Originally published on theconversation.com
The government’s response to the UNESCO recommendation that the Great Barrier Reef be listed as “in danger” was one of surprise and shock.
The recommendation will be considered at UNESCO’s World Heritage Committee meeting next month.
While the proposal calls attention to the need to address the effect of climate change and other factors which are degrading the reef, the government alleges it’s part of wider global politics.
Environment Minister Sussan Ley is adamant UNESCO’s recommendation represents “international politics at play” which have “subverted the normal and proper process.”
In the background, the government points to China – which chairs the World heritage Committee – but Ley treads carefully.
“Others can make judgements about what those international politics are…”
“If the politicisation of a process that we have constructively contributed to for over 40 years is now going to be the norm, the points that I will make with the 21 member countries [on the committee] and others who might influence them is that this is the moment to reflect on what the World Heritage Committee is all about and consider the risk to your own properties.
“Because if the entire system is politicised, then we aren’t going to be acting in the interests of the natural heritage values of these places.”
Her opposition “shadow” Terri Butler wouldn’t speculate on what might be underlying the decision but “Australians would be very disappointed if they thought there was anything behind the decision other than concern for the reef.”
“What’s important here is for people to be able to have confidence in UNESCO in this decision making process.”

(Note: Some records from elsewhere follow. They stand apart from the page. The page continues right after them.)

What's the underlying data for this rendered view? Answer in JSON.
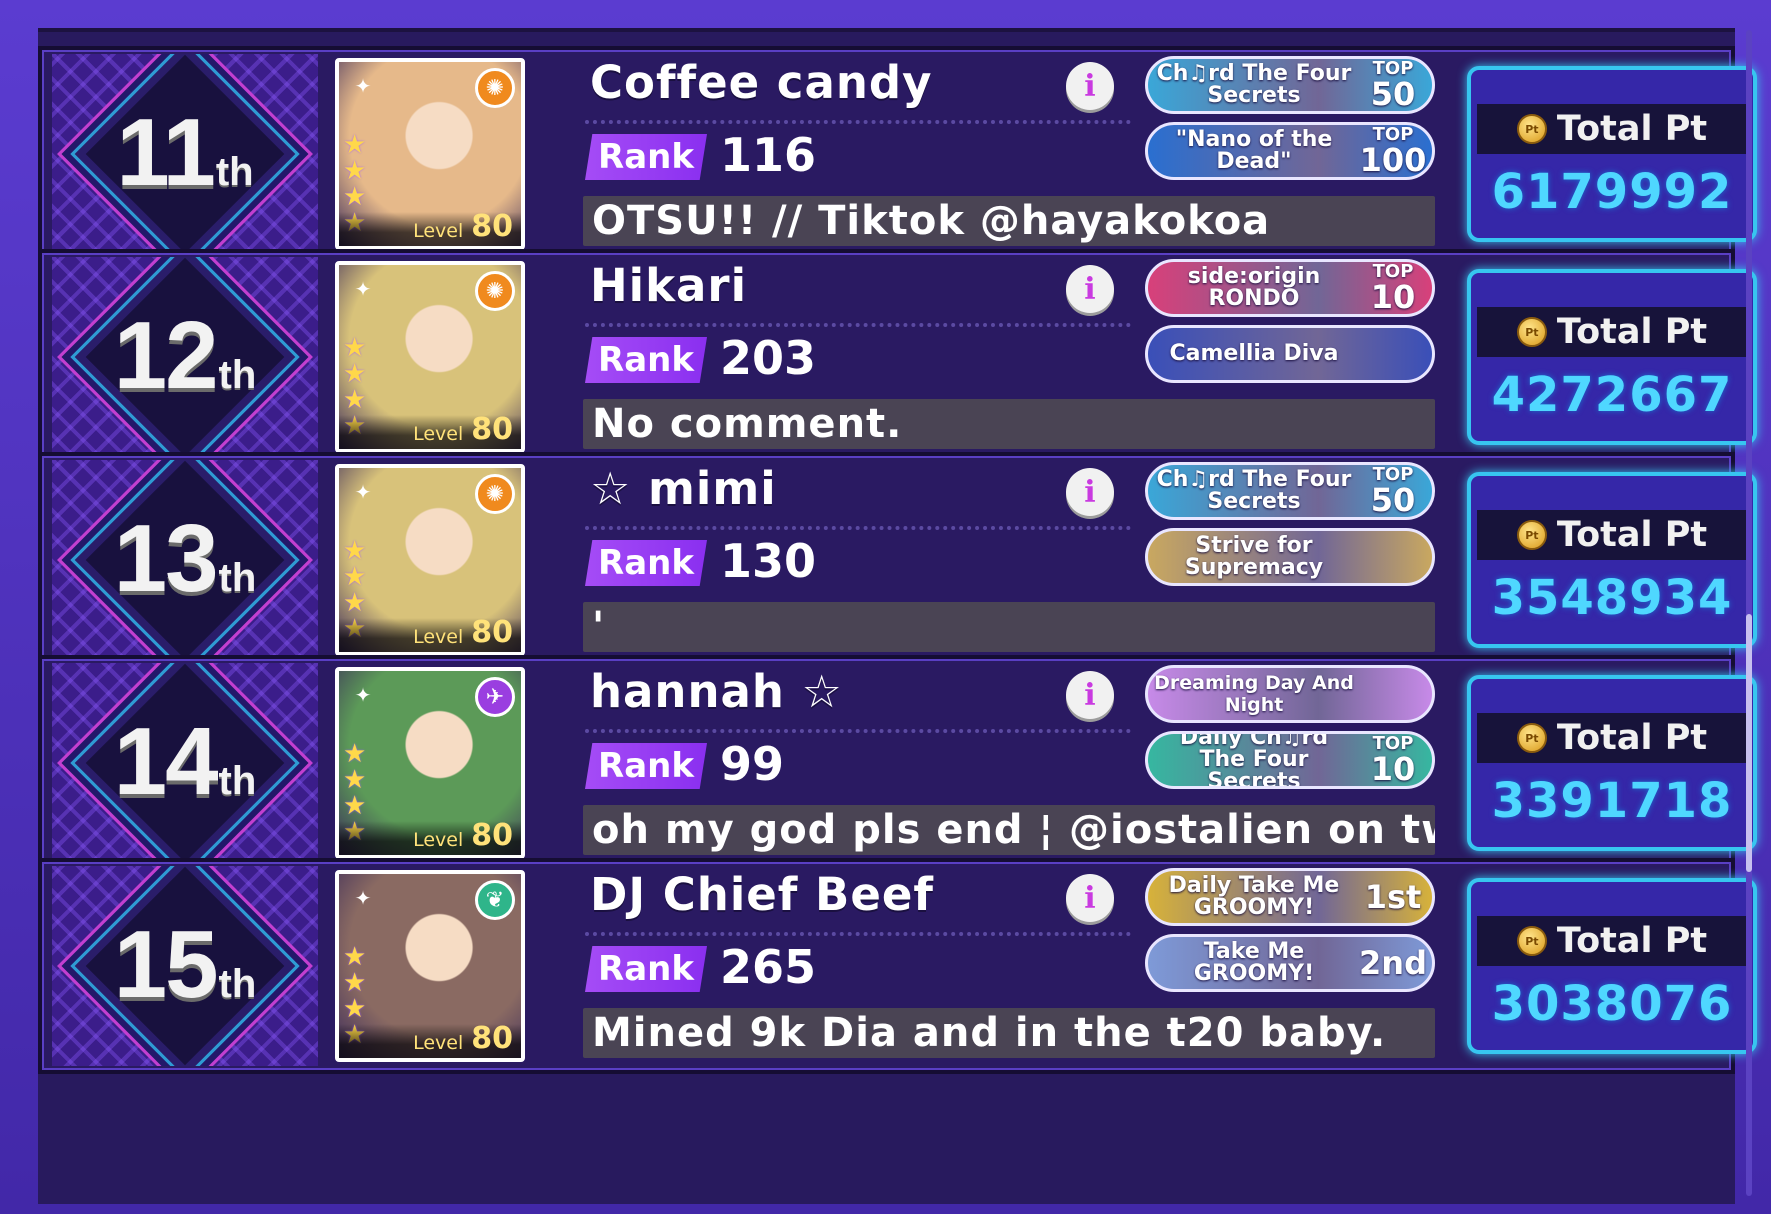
{
  "rows": [
    {
      "rank_num": "11",
      "rank_suffix": "th",
      "name": "Coffee candy",
      "rank_label": "Rank",
      "rank_value": "116",
      "comment": "OTSU!! // Tiktok @hayakokoa",
      "level_label": "Level",
      "level": "80",
      "badges": [
        {
          "text": "Ch♫rd The Four Secrets",
          "tier_top": "TOP",
          "tier_value": "50"
        },
        {
          "text": "\"Nano of the Dead\"",
          "tier_top": "TOP",
          "tier_value": "100"
        }
      ],
      "total_label": "Total Pt",
      "total_value": "6179992"
    },
    {
      "rank_num": "12",
      "rank_suffix": "th",
      "name": "Hikari",
      "rank_label": "Rank",
      "rank_value": "203",
      "comment": "No comment.",
      "level_label": "Level",
      "level": "80",
      "badges": [
        {
          "text": "side:origin RONDO",
          "tier_top": "TOP",
          "tier_value": "10"
        },
        {
          "text": "Camellia Diva",
          "tier_top": "",
          "tier_value": ""
        }
      ],
      "total_label": "Total Pt",
      "total_value": "4272667"
    },
    {
      "rank_num": "13",
      "rank_suffix": "th",
      "name": "☆ mimi",
      "rank_label": "Rank",
      "rank_value": "130",
      "comment": "'",
      "level_label": "Level",
      "level": "80",
      "badges": [
        {
          "text": "Ch♫rd The Four Secrets",
          "tier_top": "TOP",
          "tier_value": "50"
        },
        {
          "text": "Strive for Supremacy",
          "tier_top": "",
          "tier_value": ""
        }
      ],
      "total_label": "Total Pt",
      "total_value": "3548934"
    },
    {
      "rank_num": "14",
      "rank_suffix": "th",
      "name": "hannah ☆",
      "rank_label": "Rank",
      "rank_value": "99",
      "comment": "oh my god pls end ¦ @iostalien on twt",
      "level_label": "Level",
      "level": "80",
      "badges": [
        {
          "text": "Dreaming Day And Night",
          "tier_top": "",
          "tier_value": ""
        },
        {
          "text": "Daily Ch♫rd The Four Secrets",
          "tier_top": "TOP",
          "tier_value": "10"
        }
      ],
      "total_label": "Total Pt",
      "total_value": "3391718"
    },
    {
      "rank_num": "15",
      "rank_suffix": "th",
      "name": "DJ Chief Beef",
      "rank_label": "Rank",
      "rank_value": "265",
      "comment": "Mined 9k Dia and in the t20 baby.",
      "level_label": "Level",
      "level": "80",
      "badges": [
        {
          "text": "Daily Take Me GROOMY!",
          "tier_top": "",
          "tier_value": "1st"
        },
        {
          "text": "Take Me GROOMY!",
          "tier_top": "",
          "tier_value": "2nd"
        }
      ],
      "total_label": "Total Pt",
      "total_value": "3038076"
    }
  ],
  "coin_text": "Pt",
  "info_glyph": "i",
  "colors": {
    "badge_0_0": "#3aa7d8",
    "badge_0_1": "#2a6fd0",
    "badge_1_0": "#d8407a",
    "badge_1_1": "#3a4fb8",
    "badge_2_0": "#3aa7d8",
    "badge_2_1": "#c9a860",
    "badge_3_0": "#c78ae8",
    "badge_3_1": "#36b7a0",
    "badge_4_0": "#d7b23a",
    "badge_4_1": "#7e9ad8",
    "attr_0": "#f08a1e",
    "attr_1": "#f08a1e",
    "attr_2": "#f08a1e",
    "attr_3": "#9a3ee0",
    "attr_4": "#2fb58a",
    "art_0": "#e6b98a",
    "art_1": "#d8c27a",
    "art_2": "#d8c27a",
    "art_3": "#5c9a58",
    "art_4": "#8a6a62"
  }
}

Butler says heading off the listing is important not just to avoid discouraging tourists from overseas but also for Australia’s image on the global stage.

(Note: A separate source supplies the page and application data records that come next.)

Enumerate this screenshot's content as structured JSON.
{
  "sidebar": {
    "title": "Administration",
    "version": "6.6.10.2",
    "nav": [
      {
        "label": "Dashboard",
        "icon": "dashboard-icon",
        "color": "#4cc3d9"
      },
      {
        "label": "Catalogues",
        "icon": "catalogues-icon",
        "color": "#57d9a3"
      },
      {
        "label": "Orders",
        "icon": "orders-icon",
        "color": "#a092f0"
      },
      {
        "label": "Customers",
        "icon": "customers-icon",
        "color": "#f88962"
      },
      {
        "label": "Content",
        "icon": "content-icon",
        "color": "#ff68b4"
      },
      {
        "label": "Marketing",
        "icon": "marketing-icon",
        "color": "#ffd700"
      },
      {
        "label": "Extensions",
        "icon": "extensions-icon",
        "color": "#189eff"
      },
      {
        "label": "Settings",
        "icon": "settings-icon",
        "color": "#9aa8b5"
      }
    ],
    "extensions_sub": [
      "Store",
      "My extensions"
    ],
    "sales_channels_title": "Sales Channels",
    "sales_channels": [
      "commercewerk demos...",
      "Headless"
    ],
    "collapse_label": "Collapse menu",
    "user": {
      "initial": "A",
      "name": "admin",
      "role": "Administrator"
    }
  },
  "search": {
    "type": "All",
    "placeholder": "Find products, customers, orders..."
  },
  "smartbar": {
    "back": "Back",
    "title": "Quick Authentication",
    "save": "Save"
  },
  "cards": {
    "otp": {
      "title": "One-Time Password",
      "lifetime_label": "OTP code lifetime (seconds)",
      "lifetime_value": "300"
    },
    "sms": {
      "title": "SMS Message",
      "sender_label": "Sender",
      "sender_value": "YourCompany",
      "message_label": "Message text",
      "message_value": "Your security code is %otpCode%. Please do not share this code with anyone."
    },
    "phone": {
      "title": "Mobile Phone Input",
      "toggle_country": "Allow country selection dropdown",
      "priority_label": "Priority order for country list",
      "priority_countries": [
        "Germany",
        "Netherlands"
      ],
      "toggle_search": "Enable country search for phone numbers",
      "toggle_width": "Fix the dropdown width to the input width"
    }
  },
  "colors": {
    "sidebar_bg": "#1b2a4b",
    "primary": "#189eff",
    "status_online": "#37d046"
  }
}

“It’s really important [the government] demonstrate to the world they’re serious about protecting the reef, preserving it for future generations. And if they do that, they should also be in a position to fight really hard to avoid this particular listing.
A List of Ways to Die, Lee Rosevere, from Free Music Archive.

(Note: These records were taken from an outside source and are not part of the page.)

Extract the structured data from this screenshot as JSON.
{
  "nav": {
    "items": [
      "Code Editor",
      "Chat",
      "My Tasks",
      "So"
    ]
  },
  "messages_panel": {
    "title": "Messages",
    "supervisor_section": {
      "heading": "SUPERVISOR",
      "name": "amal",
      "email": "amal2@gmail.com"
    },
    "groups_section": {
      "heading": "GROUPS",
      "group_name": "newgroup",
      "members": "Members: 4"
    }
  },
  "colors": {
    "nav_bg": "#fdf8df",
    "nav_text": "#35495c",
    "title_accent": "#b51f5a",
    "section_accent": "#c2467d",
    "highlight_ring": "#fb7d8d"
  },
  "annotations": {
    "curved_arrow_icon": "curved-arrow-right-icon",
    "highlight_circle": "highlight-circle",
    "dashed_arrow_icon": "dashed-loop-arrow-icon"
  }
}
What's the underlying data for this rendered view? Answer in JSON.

Michelle Grattan does not work for, consult, own shares in or receive funding from any company or organisation that would benefit from this article, and has disclosed no relevant affiliations beyond their academic appointment.